:: What is being asked ::
Write out every record again, exactly.

[Dataset excerpts]
★ ★ ★

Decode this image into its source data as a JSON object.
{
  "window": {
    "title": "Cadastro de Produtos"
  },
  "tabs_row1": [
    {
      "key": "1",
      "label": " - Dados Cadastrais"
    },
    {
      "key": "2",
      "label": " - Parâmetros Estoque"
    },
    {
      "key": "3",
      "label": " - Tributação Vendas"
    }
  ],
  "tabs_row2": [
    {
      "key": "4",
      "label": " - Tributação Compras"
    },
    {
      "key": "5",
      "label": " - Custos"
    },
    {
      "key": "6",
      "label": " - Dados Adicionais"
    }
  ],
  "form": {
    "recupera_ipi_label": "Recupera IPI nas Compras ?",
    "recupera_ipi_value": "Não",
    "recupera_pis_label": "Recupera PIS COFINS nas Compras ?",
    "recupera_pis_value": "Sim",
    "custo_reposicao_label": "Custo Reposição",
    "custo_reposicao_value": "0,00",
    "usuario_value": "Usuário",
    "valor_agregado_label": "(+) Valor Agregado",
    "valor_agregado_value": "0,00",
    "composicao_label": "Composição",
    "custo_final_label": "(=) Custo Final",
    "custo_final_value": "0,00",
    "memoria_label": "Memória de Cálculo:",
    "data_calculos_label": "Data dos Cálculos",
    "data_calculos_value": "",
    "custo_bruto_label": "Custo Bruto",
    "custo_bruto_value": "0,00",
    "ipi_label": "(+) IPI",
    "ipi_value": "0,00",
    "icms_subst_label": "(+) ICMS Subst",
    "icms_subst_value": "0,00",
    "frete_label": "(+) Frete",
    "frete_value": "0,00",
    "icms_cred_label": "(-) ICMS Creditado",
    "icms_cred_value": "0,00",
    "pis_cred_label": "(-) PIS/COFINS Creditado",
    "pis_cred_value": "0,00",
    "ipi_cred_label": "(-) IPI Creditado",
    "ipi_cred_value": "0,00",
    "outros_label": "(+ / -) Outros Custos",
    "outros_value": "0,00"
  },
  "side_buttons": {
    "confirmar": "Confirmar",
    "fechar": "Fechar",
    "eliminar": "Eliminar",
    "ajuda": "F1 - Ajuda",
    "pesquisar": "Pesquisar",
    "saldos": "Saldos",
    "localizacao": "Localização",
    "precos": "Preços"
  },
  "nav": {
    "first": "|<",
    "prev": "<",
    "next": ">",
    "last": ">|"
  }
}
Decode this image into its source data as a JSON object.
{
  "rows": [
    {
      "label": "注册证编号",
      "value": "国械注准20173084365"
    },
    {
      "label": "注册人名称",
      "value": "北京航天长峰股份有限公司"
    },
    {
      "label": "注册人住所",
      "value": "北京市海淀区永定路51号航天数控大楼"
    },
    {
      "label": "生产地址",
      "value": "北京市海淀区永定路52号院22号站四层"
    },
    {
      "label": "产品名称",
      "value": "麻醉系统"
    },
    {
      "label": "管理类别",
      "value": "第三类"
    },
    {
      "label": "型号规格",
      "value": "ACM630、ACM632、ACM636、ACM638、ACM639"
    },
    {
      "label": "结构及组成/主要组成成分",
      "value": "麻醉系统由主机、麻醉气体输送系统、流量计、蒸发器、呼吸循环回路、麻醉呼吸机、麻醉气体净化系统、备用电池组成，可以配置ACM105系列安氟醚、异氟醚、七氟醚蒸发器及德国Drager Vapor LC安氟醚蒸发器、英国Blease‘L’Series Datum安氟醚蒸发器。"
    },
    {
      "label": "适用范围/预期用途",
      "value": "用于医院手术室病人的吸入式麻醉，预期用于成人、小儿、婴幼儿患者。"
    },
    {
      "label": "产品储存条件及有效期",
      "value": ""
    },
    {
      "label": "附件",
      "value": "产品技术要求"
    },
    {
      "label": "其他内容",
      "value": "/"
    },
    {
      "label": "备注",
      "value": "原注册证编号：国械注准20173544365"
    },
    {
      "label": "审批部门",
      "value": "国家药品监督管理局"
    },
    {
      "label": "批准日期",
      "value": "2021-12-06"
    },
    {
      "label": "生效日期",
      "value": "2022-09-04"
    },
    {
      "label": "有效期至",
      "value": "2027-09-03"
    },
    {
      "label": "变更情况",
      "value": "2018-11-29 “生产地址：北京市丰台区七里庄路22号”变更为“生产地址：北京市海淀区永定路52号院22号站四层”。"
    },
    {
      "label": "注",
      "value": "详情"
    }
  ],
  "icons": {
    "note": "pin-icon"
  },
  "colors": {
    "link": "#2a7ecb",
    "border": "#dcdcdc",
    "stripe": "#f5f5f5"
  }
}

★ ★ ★

:: Answer to this exercise ::
Decode this image into its source data as a JSON object.
{
  "window": {
    "title": "Cadastro de Produtos"
  },
  "tabs_row1": [
    {
      "key": "1",
      "label": " - Dados Cadastrais"
    },
    {
      "key": "2",
      "label": " - Parâmetros Estoque"
    },
    {
      "key": "3",
      "label": " - Tributação Vendas"
    }
  ],
  "tabs_row2": [
    {
      "key": "4",
      "label": " - Tributação Compras"
    },
    {
      "key": "5",
      "label": " - Custos"
    },
    {
      "key": "6",
      "label": " - Dados Adicionais"
    }
  ],
  "form": {
    "recupera_ipi_label": "Recupera IPI nas Compras ?",
    "recupera_ipi_value": "Não",
    "recupera_pis_label": "Recupera PIS COFINS nas Compras ?",
    "recupera_pis_value": "Sim",
    "custo_reposicao_label": "Custo Reposição",
    "custo_reposicao_value": "0,00",
    "usuario_value": "Usuário",
    "valor_agregado_label": "(+) Valor Agregado",
    "valor_agregado_value": "0,00",
    "composicao_label": "Composição",
    "custo_final_label": "(=) Custo Final",
    "custo_final_value": "0,00",
    "memoria_label": "Memória de Cálculo:",
    "data_calculos_label": "Data dos Cálculos",
    "data_calculos_value": "",
    "custo_bruto_label": "Custo Bruto",
    "custo_bruto_value": "0,00",
    "ipi_label": "(+) IPI",
    "ipi_value": "0,00",
    "icms_subst_label": "(+) ICMS Subst",
    "icms_subst_value": "0,00",
    "frete_label": "(+) Frete",
    "frete_value": "0,00",
    "icms_cred_label": "(-) ICMS Creditado",
    "icms_cred_value": "0,00",
    "pis_cred_label": "(-) PIS/COFINS Creditado",
    "pis_cred_value": "0,00",
    "ipi_cred_label": "(-) IPI Creditado",
    "ipi_cred_value": "0,00",
    "outros_label": "(+ / -) Outros Custos",
    "outros_value": "0,00"
  },
  "side_buttons": {
    "confirmar": "Confirmar",
    "fechar": "Fechar",
    "eliminar": "Eliminar",
    "ajuda": "F1 - Ajuda",
    "pesquisar": "Pesquisar",
    "saldos": "Saldos",
    "localizacao": "Localização",
    "precos": "Preços"
  },
  "nav": {
    "first": "|<",
    "prev": "<",
    "next": ">",
    "last": ">|"
  }
}
Decode this image into its source data as a JSON object.
{
  "rows": [
    {
      "label": "注册证编号",
      "value": "国械注准20173084365"
    },
    {
      "label": "注册人名称",
      "value": "北京航天长峰股份有限公司"
    },
    {
      "label": "注册人住所",
      "value": "北京市海淀区永定路51号航天数控大楼"
    },
    {
      "label": "生产地址",
      "value": "北京市海淀区永定路52号院22号站四层"
    },
    {
      "label": "产品名称",
      "value": "麻醉系统"
    },
    {
      "label": "管理类别",
      "value": "第三类"
    },
    {
      "label": "型号规格",
      "value": "ACM630、ACM632、ACM636、ACM638、ACM639"
    },
    {
      "label": "结构及组成/主要组成成分",
      "value": "麻醉系统由主机、麻醉气体输送系统、流量计、蒸发器、呼吸循环回路、麻醉呼吸机、麻醉气体净化系统、备用电池组成，可以配置ACM105系列安氟醚、异氟醚、七氟醚蒸发器及德国Drager Vapor LC安氟醚蒸发器、英国Blease‘L’Series Datum安氟醚蒸发器。"
    },
    {
      "label": "适用范围/预期用途",
      "value": "用于医院手术室病人的吸入式麻醉，预期用于成人、小儿、婴幼儿患者。"
    },
    {
      "label": "产品储存条件及有效期",
      "value": ""
    },
    {
      "label": "附件",
      "value": "产品技术要求"
    },
    {
      "label": "其他内容",
      "value": "/"
    },
    {
      "label": "备注",
      "value": "原注册证编号：国械注准20173544365"
    },
    {
      "label": "审批部门",
      "value": "国家药品监督管理局"
    },
    {
      "label": "批准日期",
      "value": "2021-12-06"
    },
    {
      "label": "生效日期",
      "value": "2022-09-04"
    },
    {
      "label": "有效期至",
      "value": "2027-09-03"
    },
    {
      "label": "变更情况",
      "value": "2018-11-29 “生产地址：北京市丰台区七里庄路22号”变更为“生产地址：北京市海淀区永定路52号院22号站四层”。"
    },
    {
      "label": "注",
      "value": "详情"
    }
  ],
  "icons": {
    "note": "pin-icon"
  },
  "colors": {
    "link": "#2a7ecb",
    "border": "#dcdcdc",
    "stripe": "#f5f5f5"
  }
}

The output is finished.